▶ REQUIREMENT
Which of the lines in the records below hold the string "content"? Copy every one of them.

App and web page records
◆ ◆ ◆ ◆ ◆

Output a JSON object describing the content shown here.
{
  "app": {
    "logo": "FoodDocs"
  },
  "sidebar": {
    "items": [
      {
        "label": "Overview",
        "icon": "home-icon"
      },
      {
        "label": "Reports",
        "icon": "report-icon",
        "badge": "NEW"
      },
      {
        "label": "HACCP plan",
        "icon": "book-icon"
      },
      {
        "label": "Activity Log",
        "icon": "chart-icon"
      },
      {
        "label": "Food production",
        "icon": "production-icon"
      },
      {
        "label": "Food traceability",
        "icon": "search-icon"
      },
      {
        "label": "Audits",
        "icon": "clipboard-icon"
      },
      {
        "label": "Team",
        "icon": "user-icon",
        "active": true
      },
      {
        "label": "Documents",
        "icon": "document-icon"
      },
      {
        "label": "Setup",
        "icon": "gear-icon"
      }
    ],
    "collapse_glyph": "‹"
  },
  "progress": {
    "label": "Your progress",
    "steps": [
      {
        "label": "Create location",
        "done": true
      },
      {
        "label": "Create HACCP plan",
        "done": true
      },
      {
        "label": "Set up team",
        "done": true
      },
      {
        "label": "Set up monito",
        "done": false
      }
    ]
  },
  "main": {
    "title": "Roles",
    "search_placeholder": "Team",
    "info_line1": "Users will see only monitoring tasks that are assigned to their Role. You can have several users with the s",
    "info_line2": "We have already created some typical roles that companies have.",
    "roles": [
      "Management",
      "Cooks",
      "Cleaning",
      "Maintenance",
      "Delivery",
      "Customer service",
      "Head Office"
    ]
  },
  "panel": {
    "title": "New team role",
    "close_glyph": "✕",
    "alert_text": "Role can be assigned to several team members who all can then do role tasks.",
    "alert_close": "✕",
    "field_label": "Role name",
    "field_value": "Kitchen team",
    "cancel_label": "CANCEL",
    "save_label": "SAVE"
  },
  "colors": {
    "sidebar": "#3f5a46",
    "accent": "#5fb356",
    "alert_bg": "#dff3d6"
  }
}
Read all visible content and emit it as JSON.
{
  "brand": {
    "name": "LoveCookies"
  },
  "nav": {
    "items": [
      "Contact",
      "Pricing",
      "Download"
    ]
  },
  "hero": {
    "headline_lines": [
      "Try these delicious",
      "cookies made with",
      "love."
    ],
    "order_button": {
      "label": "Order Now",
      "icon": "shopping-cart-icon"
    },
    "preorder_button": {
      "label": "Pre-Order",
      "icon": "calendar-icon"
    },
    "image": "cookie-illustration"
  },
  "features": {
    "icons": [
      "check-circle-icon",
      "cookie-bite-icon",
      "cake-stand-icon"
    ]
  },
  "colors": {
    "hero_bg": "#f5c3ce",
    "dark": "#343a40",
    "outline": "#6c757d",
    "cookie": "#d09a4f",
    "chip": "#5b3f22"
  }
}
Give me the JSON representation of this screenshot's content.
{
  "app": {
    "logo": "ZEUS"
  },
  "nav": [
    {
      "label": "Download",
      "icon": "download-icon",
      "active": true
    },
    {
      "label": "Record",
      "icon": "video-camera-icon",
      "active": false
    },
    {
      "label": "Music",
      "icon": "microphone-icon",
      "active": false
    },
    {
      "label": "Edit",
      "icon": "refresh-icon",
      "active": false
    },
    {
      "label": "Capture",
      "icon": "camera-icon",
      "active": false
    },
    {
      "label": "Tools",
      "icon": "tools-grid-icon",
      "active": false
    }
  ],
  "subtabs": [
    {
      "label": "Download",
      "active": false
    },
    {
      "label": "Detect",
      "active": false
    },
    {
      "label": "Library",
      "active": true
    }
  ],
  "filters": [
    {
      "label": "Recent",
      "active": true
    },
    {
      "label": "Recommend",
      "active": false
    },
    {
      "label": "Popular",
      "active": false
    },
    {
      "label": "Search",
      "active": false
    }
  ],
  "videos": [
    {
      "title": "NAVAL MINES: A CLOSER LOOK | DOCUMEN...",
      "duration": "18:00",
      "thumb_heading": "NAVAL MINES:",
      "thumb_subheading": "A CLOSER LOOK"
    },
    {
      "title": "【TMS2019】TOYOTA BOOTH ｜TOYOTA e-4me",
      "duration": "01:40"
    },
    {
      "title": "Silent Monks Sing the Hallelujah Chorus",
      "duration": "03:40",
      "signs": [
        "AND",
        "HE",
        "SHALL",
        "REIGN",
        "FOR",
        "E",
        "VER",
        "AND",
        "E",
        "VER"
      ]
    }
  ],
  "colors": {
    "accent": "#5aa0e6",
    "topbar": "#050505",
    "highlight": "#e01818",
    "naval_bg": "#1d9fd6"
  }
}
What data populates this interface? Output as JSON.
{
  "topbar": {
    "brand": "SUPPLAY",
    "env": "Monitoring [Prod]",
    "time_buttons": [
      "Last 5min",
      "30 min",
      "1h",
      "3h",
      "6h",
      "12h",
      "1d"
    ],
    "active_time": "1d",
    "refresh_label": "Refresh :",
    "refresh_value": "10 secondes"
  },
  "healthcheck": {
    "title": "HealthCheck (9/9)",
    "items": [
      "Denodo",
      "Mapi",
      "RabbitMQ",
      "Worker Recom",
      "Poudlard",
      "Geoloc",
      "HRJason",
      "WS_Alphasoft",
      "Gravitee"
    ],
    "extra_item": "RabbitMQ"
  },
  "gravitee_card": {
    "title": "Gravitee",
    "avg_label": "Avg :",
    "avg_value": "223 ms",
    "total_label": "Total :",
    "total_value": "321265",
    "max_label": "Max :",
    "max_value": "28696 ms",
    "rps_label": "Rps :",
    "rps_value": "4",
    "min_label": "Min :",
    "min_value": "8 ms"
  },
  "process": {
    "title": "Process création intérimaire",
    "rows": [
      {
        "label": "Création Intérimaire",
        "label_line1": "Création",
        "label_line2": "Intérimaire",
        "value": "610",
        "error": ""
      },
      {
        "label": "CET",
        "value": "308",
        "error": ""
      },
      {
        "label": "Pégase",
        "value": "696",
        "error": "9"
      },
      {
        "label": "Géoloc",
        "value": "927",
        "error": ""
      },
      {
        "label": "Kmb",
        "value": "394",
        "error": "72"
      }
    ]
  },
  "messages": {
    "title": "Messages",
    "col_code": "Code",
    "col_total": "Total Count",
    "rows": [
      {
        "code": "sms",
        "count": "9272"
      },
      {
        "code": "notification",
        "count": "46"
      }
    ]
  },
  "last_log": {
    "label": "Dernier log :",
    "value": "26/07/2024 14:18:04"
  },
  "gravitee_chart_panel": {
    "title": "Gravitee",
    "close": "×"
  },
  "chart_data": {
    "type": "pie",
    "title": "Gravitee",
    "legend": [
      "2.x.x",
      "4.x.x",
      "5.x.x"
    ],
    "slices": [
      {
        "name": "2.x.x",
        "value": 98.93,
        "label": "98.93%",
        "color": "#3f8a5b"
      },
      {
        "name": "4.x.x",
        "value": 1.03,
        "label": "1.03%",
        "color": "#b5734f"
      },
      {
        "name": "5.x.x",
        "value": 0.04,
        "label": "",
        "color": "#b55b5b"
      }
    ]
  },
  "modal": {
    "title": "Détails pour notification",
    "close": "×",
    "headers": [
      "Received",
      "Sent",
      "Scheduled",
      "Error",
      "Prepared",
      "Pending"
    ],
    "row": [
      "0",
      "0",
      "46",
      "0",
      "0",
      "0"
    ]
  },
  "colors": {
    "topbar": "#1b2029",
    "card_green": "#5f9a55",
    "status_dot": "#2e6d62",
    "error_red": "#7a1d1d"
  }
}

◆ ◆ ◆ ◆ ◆

▶ SOLUTION FOR THIS PROBLEM
Output a JSON object describing the content shown here.
Read all visible content and emit it as JSON.
Give me the JSON representation of this screenshot's content.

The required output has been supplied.